California State Science Fair - 2015
The 64th annual California State Science Fair, featuring over 900 of California’s brightest students from middle school to high school, was held on May 18-19, 2015 at the California Science Center in downtown Los Angeles. Students competed for top honors spanning 22 categories ranging from alternative energy to zoology in two age divisions and were judged by a pool of 400 scientists and engineers from the private sector and higher education. Winners were selected from each category in addition to a number of honorable mentions.
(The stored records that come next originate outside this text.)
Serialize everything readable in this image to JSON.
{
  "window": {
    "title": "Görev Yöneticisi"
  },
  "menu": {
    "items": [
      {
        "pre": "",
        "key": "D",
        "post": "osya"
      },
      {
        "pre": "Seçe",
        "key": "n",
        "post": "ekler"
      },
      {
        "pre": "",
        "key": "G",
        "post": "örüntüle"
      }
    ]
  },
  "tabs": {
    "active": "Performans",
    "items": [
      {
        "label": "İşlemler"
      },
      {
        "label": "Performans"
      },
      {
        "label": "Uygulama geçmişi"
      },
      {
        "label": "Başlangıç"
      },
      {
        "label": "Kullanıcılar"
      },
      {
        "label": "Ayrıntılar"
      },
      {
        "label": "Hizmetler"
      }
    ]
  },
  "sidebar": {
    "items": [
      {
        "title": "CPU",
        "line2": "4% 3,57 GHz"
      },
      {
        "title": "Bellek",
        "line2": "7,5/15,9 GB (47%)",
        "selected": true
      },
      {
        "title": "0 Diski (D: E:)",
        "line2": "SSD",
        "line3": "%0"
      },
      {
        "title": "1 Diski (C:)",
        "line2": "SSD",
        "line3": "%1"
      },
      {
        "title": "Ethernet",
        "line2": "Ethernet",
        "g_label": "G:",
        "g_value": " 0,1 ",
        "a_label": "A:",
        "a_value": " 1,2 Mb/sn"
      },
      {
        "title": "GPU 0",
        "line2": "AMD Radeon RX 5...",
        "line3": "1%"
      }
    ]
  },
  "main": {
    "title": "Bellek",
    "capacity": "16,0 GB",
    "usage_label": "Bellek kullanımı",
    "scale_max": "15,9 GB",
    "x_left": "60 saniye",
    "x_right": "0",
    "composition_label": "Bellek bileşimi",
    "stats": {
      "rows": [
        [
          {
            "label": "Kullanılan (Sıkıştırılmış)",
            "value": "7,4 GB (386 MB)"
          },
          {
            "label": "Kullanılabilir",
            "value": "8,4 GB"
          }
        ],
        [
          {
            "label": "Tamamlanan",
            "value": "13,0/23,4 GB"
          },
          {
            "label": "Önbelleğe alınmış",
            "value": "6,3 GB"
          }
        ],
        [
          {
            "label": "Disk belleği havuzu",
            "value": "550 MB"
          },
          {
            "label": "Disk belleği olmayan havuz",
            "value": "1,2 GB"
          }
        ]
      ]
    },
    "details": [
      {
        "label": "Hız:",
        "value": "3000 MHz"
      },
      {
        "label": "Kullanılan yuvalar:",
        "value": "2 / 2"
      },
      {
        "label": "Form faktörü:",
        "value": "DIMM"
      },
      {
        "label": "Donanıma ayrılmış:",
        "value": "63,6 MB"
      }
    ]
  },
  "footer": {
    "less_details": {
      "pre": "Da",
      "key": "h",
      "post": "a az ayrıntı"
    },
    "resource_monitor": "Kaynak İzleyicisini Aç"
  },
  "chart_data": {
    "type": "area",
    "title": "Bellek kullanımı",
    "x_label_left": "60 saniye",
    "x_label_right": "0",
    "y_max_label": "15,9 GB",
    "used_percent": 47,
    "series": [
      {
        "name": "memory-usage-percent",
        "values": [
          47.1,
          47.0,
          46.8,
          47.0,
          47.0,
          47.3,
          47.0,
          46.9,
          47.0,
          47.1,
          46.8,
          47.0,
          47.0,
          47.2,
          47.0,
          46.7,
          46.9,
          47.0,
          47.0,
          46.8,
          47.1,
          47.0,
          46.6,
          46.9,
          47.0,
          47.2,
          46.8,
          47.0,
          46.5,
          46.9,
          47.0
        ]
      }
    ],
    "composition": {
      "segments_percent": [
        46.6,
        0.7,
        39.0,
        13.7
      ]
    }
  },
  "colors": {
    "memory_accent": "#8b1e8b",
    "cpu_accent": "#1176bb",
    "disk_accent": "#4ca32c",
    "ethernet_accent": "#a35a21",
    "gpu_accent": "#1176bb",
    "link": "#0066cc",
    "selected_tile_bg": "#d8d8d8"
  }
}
Judges selected projects that had followed the scientific method with clear hypotheses, solid research methodologies and conclusions.
Bone Clones Research Specialist Michelle Tabencki was a judge in the Junior Division for the Mammalian Biology category and presented the Bone Clones Special Recognition Award to Grace J. Davis for her research in reaction time and how it is affected by age. Congratulations to Grace and all the inspiring participants at the Fair.
California State University, Los Angeles Forensic Symposium
On April 10, 2015 Bone Clones participated in the Forensic Symposium at CSULA. This symposium was organized by the students in Forensic Science Student Association, an organization uniting the forensic disciplines across CSULA and featured presentations by professors and professionals working in forensic science in Los Angeles. Chief Medical Examiner Dr. Mark Fajardo and Senior Criminalist Margaret Kaleuati, both from the LA County Coroners Office, presented topics in trauma analysis and dealing with celebrity deaths. Dr. Katherine Roberts, Director of the California Forensic Science Institute and Dr. David Raymond, professor of mechanical engineering and biomechanics spoke about encouraging students to expand their knowledge in forensic science and servicing the community. Bone Clones featured products useful in teaching osteology, trauma analysis and skeletal pathology.
LA Academy Middle School Career Day
On March 18, 2015 Bone Clones was proud to participate in a Career Day event at LA Academy Middle School in Los Angeles. This public middle school enrolls up to 1500 students, grades 6th-8th with 17 students per teacher. The dedication of the principal and staff is reflected in the expanding Honors program and in students going on to attend prestigious schools, such as Harvard-Westlake and UCLA. This Career Day event featured professionals from various fields, speaking about their experiences in education, internships and career paths. Bone Clones Research Specialist Michelle Tabencki encouraged students to consider unique academic interests and career options, such as osteology.